It is no surprise to pediatricians that child abuse is a problem that continues to affect children. Nationally, 3 million reports of child abuse and neglect allegations warrant a child protective service investigation or alternative response annually, with an estimated 8 out of every 1000 children being a victim of child abuse.1 And these are only the cases that are reported.
Pediatricians have made many attempts to prevent child abuse, often with limited success. For example, abusive head trauma prevention efforts have been shown to increase parental understanding of crying but overall do not seem to lead to a significant change in the incidence of child maltreatment.2 Pediatricians need to continue to look for novel ideas to combat child abuse. In this issue of Pediatrics, Kovski et al3 provide information about the effects of income assistance programs (tax credits) on child maltreatment reports.
Poverty is a known risk factor in child maltreatment. Kovski et al3 conducted a quasi-experimental study to estimate the association between Earned Income Tax Credit/Child Tax Credits and child maltreatment reports. They found that for every $1000 in per-child tax refund in this annual lump sum payment, reports to Child Protective Services declined by 2.3% the week of payment and declined by 7.7% in the 4 weeks after payment. The authors hypothesize the continued decline to 4 weeks may be related to the length of time that debts or other financial obstacles are resolved by these tax credit funds. The findings by Kovski et al3 that there is a sustained decline in reports to Child Protective Services after receipt of the yearly tax refund raises the question: could the increase in monthly payments of the Child Tax Credit in 2021 have a more sustained decrease in reports to Child Protective Services? This is a question worth exploring.
Previous research has demonstrated the influence of economic factors on parenting and child abuse reports. For example, the Great Recession was associated with increased risk of child abuse4 and worse parenting behaviors.4 The study by Kovski et al3 adds to the growing body of research regarding the effectiveness of population-level interventions to decrease child abuse and neglect.
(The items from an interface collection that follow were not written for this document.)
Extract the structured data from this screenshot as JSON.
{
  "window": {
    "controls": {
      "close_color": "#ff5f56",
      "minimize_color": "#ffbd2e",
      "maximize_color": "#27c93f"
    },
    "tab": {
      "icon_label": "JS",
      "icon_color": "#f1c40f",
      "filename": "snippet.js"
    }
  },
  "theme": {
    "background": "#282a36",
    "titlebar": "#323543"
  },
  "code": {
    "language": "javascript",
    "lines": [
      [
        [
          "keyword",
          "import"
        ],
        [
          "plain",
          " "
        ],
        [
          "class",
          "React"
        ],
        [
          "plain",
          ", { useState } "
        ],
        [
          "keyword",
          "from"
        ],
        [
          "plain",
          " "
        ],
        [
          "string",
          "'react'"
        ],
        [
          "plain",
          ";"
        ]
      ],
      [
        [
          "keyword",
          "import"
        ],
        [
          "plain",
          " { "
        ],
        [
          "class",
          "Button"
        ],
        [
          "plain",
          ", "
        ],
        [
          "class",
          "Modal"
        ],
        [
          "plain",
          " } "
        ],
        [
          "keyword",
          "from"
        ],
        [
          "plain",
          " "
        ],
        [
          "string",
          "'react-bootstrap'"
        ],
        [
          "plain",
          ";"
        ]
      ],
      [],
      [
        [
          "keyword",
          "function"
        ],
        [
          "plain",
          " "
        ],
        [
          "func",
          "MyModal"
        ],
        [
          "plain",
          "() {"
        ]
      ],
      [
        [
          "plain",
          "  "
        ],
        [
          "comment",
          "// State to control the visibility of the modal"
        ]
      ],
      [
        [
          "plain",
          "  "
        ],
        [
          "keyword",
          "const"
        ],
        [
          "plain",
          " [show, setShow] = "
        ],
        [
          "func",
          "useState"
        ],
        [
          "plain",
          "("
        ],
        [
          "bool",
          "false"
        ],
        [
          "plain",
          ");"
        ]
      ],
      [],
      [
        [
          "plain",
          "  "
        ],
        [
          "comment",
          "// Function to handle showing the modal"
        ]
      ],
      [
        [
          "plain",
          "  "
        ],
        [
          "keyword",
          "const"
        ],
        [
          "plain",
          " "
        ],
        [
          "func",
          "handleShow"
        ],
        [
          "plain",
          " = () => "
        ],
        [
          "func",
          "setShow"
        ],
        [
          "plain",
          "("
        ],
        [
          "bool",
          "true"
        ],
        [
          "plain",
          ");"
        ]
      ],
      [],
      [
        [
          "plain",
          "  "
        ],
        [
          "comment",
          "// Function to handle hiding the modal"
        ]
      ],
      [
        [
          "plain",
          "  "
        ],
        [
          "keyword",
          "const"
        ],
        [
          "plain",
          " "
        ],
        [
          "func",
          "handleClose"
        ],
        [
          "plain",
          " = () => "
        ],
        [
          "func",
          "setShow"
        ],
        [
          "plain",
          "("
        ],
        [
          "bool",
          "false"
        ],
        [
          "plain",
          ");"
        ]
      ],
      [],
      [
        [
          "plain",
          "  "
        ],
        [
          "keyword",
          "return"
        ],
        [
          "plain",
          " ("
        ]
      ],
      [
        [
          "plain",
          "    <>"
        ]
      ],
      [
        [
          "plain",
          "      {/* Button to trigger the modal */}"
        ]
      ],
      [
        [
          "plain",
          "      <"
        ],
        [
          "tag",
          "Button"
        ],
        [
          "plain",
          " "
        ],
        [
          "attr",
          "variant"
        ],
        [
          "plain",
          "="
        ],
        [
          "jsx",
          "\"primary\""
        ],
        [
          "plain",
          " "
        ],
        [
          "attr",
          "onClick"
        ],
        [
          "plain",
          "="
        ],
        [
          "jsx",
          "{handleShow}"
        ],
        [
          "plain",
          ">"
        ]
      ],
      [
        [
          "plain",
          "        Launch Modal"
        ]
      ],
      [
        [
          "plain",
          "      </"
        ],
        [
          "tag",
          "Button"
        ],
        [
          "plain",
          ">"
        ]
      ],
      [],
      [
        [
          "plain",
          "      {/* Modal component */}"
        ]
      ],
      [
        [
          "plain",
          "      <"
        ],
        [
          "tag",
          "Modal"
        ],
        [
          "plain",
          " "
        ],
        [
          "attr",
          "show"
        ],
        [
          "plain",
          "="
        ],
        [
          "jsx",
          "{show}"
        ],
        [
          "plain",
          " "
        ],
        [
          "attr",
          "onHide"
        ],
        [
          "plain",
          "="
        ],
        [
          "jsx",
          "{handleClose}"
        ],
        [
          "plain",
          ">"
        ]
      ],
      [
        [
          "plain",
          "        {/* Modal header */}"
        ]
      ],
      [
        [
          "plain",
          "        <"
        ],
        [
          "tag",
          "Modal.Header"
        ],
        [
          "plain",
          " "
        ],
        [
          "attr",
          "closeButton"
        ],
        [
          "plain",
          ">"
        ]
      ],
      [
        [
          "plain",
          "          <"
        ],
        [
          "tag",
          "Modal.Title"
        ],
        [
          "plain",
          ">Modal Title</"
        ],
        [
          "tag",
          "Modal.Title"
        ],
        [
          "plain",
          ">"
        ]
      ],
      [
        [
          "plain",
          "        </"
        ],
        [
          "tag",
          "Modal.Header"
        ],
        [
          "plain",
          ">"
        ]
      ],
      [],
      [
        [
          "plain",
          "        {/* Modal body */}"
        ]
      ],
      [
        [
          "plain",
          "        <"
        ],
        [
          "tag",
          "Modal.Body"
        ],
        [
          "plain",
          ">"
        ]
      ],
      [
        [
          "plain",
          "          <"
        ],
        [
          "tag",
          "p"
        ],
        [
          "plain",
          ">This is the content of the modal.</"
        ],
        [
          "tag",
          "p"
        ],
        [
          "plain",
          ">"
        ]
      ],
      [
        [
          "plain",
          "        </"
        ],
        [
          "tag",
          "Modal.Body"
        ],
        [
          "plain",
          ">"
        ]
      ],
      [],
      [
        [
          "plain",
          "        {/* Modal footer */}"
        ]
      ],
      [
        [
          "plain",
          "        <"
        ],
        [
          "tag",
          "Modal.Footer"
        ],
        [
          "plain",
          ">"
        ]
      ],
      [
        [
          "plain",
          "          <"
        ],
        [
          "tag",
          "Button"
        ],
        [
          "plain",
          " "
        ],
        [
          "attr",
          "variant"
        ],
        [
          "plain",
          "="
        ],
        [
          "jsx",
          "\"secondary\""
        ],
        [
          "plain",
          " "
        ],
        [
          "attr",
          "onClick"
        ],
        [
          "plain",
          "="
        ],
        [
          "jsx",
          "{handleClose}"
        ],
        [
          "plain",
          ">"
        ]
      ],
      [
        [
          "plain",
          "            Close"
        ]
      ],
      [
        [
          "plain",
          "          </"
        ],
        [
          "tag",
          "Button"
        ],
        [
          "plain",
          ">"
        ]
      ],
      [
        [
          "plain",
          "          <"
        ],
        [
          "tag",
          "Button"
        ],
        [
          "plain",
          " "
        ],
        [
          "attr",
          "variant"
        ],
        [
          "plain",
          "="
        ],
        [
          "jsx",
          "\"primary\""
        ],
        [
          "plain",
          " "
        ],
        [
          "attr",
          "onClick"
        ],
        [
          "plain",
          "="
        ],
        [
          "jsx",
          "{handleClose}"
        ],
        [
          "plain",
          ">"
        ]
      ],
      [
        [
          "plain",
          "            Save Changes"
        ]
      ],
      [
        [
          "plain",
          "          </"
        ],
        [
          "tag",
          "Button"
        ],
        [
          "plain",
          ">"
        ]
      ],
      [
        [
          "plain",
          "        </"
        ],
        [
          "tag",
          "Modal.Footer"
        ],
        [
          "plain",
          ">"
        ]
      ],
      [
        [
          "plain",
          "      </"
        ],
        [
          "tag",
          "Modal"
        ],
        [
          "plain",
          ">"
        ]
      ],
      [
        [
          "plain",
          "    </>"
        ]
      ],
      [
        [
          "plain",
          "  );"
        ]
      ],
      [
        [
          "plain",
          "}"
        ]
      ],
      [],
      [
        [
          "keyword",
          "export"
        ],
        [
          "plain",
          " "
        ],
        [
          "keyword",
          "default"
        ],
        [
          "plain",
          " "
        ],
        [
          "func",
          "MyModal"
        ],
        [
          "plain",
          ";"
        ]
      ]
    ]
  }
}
A previous study also found that for every $1000 per person increase in state spending on public benefit, there was a decrease in child abuse reports and substantiations, foster care placements, and even child-maltreatment–related fatalities.5 Other studies have shown decreases not only in child abuse reports, but also in admissions for the most serious child abuse injury, abusive head trauma, after population-level interventions such as paid family leave and the introduction of the earned income tax credit.6,7
Clearly, complete elimination of poverty would have important implications in the prevention of child maltreatment; however, we must pick a realistic goal. We recommend that, at a minimum, pediatricians should screen and provide referrals for social needs, such as food and housing insecurity. We also advocate that local, state, and federal officials ensure that policies such as income assistance programs continue to support vulnerable families.
COMPANION PAPER: A companion to this article can be found online at www.pediatrics.org/cgi/doi/10.1542/peds.2021-054939.
FUNDING: No external funding.
CONFLICT OF INTEREST DISCLOSURES: The authors have indicated they have no potential conflicts of interest to disclose.